However, even though Rivas appears to have taken the position as frontrunner in the position for that backup spot, Wilson isn't quite ready to concede.
He has looked adequate on defense in the 16 games he has played this month, though his offense has not kept up that pace. In contrast, Rivas came into Friday's contest against the Reds having hit safely in 10 of the 14 games he has played in.
"I've been doing alright," said Wilson, who entered Friday's game with just six hits in 33 Spring Training at-bats. "I haven't really been hitting the way that I should. As far as hitting goes, though, it's still early. Sooner rather than later, I'll get that figured out."
It's arguably now not so much when as where Wilson will get that figured out. If he comes out the winner in the middle infield battle, then that answer is simple. He'll play in his hometown of Pittsburgh, wearing the uniform that his baseball idols growing up used to wear.
"It definitely always was my dream as a little kid to play for the Pirates," said Wilson, a 1999 Mount Lebanon High School graduate. "I always hoped I would get the chance to play in Pittsburgh, and sooner rather than later."
But the circumstances drastically change if Wilson is left off of the team's 25-man roster.
Wilson has no more option years, meaning that if he is not on the team's Opening Day roster, he would have to clear waivers before the team could send him down to Triple-A Indianapolis.
General manager Neal Huntington acknowledged earlier this spring that he feared that making Wilson available on waivers would be a significant risk. When the Pirates claimed the middle infielder off waivers from Tampa Bay, there were numerous other big league clubs that also had interest in him.
That was part of the reasoning behind making Olmedo the one available to be claimed off waivers -- rather than Wilson -- when the team needed to clear a roster spot for Byung-Hyun Kim back in February.
If that same interest is still there, then the Pirates may not have the luxury of keeping Wilson in their organization. And Wilson's hope of one day playing for the Pirates would be over for the present time.
Regardless, Wilson said he hasn't put much thought into his status.
"It's the way the game works," said Wilson, who has played in 116 Major League games in his career. "If it doesn't work out here, hopefully it means that it works out for me somewhere else. If not, Triple-A isn't the worst thing."
He even added that though the dream of playing at PNC Park remains strong, he is prepared to sacrifice that possibility if it means a more open path to the Majors elsewhere.
"I know [shortstop prospect] Brian Bixler will be down [in Triple-A Indianapolis], and I'm not sure what chances I'd have to play," Wilson said. "I hope that whatever happens will be the best opportunity would be for me in terms of playing time."

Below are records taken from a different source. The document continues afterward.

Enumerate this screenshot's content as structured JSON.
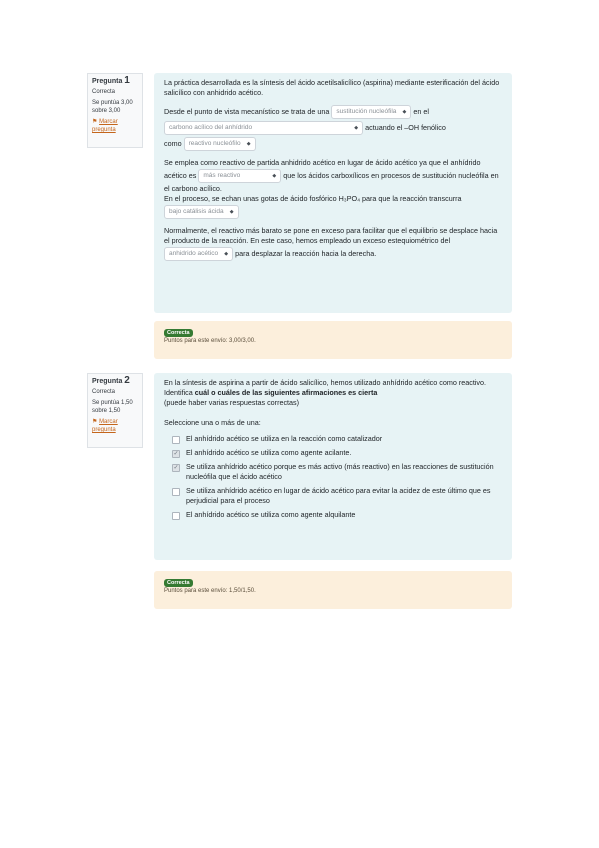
{
  "q1": {
    "info": {
      "label": "Pregunta",
      "number": "1",
      "status": "Correcta",
      "points": "Se puntúa 3,00 sobre 3,00",
      "flag": "Marcar pregunta"
    },
    "p1": "La práctica desarrollada es la síntesis del ácido acetilsalicílico (aspirina) mediante esterificación del ácido salicílico con anhidrido acético.",
    "p2a": "Desde el punto de vista mecanístico se trata de una",
    "sel1": "sustitución nucleófila",
    "p2b": "en el",
    "sel2": "carbono acílico del anhídrido",
    "p2c": "actuando el –OH fenólico",
    "p2d": "como",
    "sel3": "reactivo nucleófilo",
    "p3a": "Se emplea como reactivo de partida anhidrido acético en lugar de ácido acético ya que el anhídrido acético es",
    "sel4": "más reactivo",
    "p3b": "que los ácidos carboxílicos en procesos de sustitución nucleófila en el carbono acílico.",
    "p4a": "En el proceso, se echan unas gotas de ácido fosfórico H₃PO₄ para que la reacción transcurra",
    "sel5": "bajo catálisis ácida",
    "p5a": "Normalmente, el reactivo más barato se pone en exceso para facilitar que el equilibrio se desplace hacia el producto de la reacción. En este caso, hemos empleado un exceso estequiométrico del",
    "sel6": "anhidrido acético",
    "p5b": "para desplazar la reacción hacia la derecha.",
    "feedback": {
      "badge": "Correcta",
      "text": "Puntos para este envío: 3,00/3,00."
    }
  },
  "q2": {
    "info": {
      "label": "Pregunta",
      "number": "2",
      "status": "Correcta",
      "points": "Se puntúa 1,50 sobre 1,50",
      "flag": "Marcar pregunta"
    },
    "intro_a": "En la síntesis de aspirina a partir de ácido salicílico, hemos utilizado anhídrido acético como reactivo. Identifica",
    "intro_bold": "cuál o cuáles de las siguientes afirmaciones es cierta",
    "intro_b": "(puede haber varias respuestas correctas)",
    "prompt": "Seleccione una o más de una:",
    "options": [
      {
        "text": "El anhídrido acético se utiliza en la reacción como catalizador",
        "checked": false
      },
      {
        "text": "El anhídrido acético se utiliza como agente acilante.",
        "checked": true
      },
      {
        "text": "Se utiliza anhídrido acético porque es más activo (más reactivo) en las reacciones de sustitución nucleófila que el ácido acético",
        "checked": true
      },
      {
        "text": "Se utiliza anhídrido acético en lugar de ácido acético para evitar la acidez de este último que es perjudicial para el proceso",
        "checked": false
      },
      {
        "text": "El anhídrido acético se utiliza como agente alquilante",
        "checked": false
      }
    ],
    "feedback": {
      "badge": "Correcta",
      "text": "Puntos para este envío: 1,50/1,50."
    }
  }
}
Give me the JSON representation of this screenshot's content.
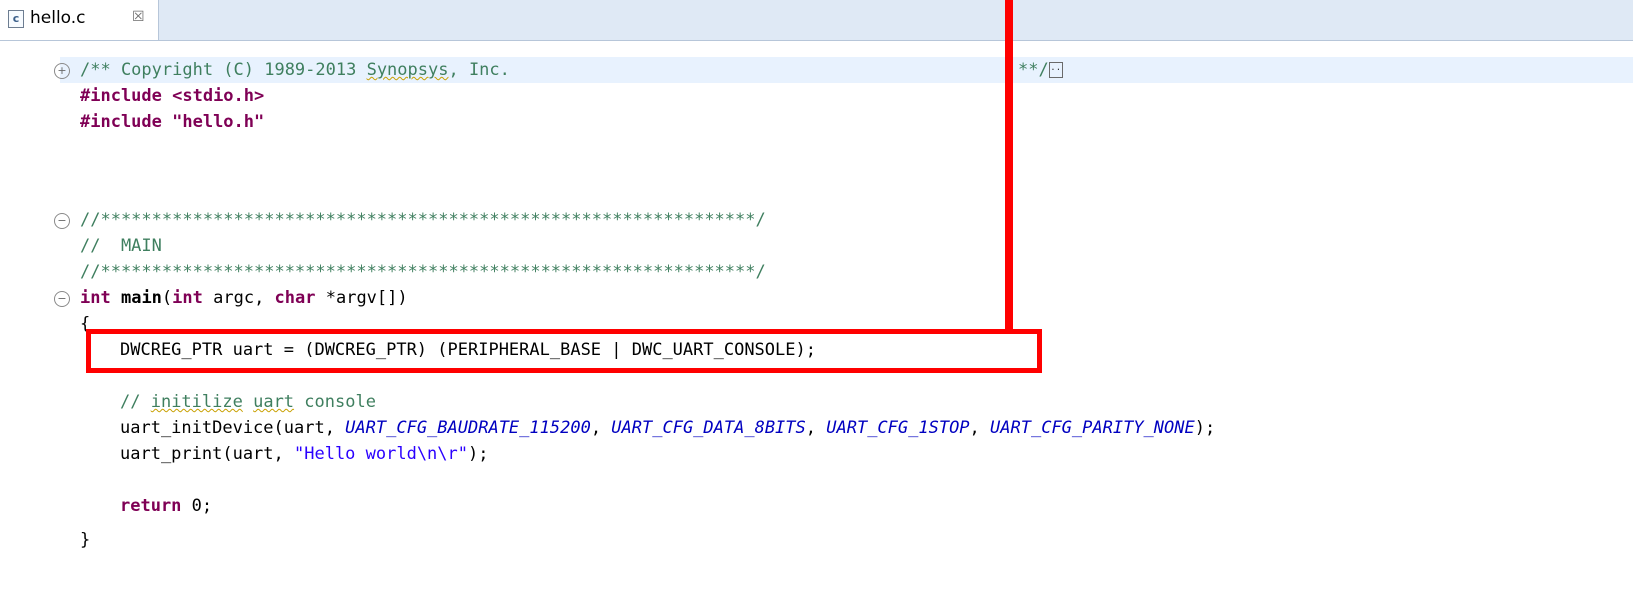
{
  "tab": {
    "file_icon_letter": "c",
    "file_name": "hello.c",
    "close_glyph": "☒"
  },
  "code": {
    "copyright_comment": "/** Copyright (C) 1989-2013 ",
    "synopsys": "Synopsys",
    "copyright_tail": ", Inc.",
    "copyright_end": "**/",
    "collapsed_marker": "..",
    "include_kw": "#include",
    "include_1": " <stdio.h>",
    "include_2": " \"hello.h\"",
    "separator": "//****************************************************************/",
    "main_comment": "//  MAIN",
    "int_kw": "int",
    "main_name": "main",
    "main_open": "(",
    "char_kw": "char",
    "main_args_1": " argc, ",
    "main_args_2": " *argv[])",
    "open_brace": "{",
    "uart_decl": "DWCREG_PTR uart = (DWCREG_PTR) (PERIPHERAL_BASE | DWC_UART_CONSOLE);",
    "init_comment_prefix": "// ",
    "initilize": "initilize",
    "init_space": " ",
    "uart_word": "uart",
    "init_comment_suffix": " console",
    "init_call_prefix": "uart_initDevice(uart, ",
    "const_baud": "UART_CFG_BAUDRATE_115200",
    "const_data": "UART_CFG_DATA_8BITS",
    "const_stop": "UART_CFG_1STOP",
    "const_parity": "UART_CFG_PARITY_NONE",
    "sep_comma": ", ",
    "init_call_suffix": ");",
    "print_prefix": "uart_print(uart, ",
    "print_string": "\"Hello world\\n\\r\"",
    "print_suffix": ");",
    "return_kw": "return",
    "return_value": " 0;",
    "close_brace": "}"
  },
  "gutter": {
    "expand_glyph": "+",
    "collapse_glyph": "−"
  },
  "colors": {
    "keyword": "#7f0055",
    "comment": "#3f7f5f",
    "string": "#2a00ff",
    "constant": "#0000c0",
    "annotation": "#ff0000"
  }
}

But make no mistake, Wilson's central focus right now remains squarely on making the Major League club. He had his first significant taste of big league play a year ago when he combined to play in 105 games with Washington and Tampa Bay. During that stint, Wilson hit .238, but made 22 errors.
Wilson said he is hopeful that Rivas' re-emergence this spring has only pushed him to improve in both of those areas, even if it means that Rivas snatches away that bench spot that Wilson had hoped would be his.
"There's always competition -- there's no hard feeling," Wilson said. "If Luis makes the team and I don't, then I'm happy for him. He's a great player. He's had good experience in the big leagues. The way he's playing right now, he's playing like he wants to make this team."
"It's been awesome," he added. "To show up with a Pirates jersey on every day has been pretty cool."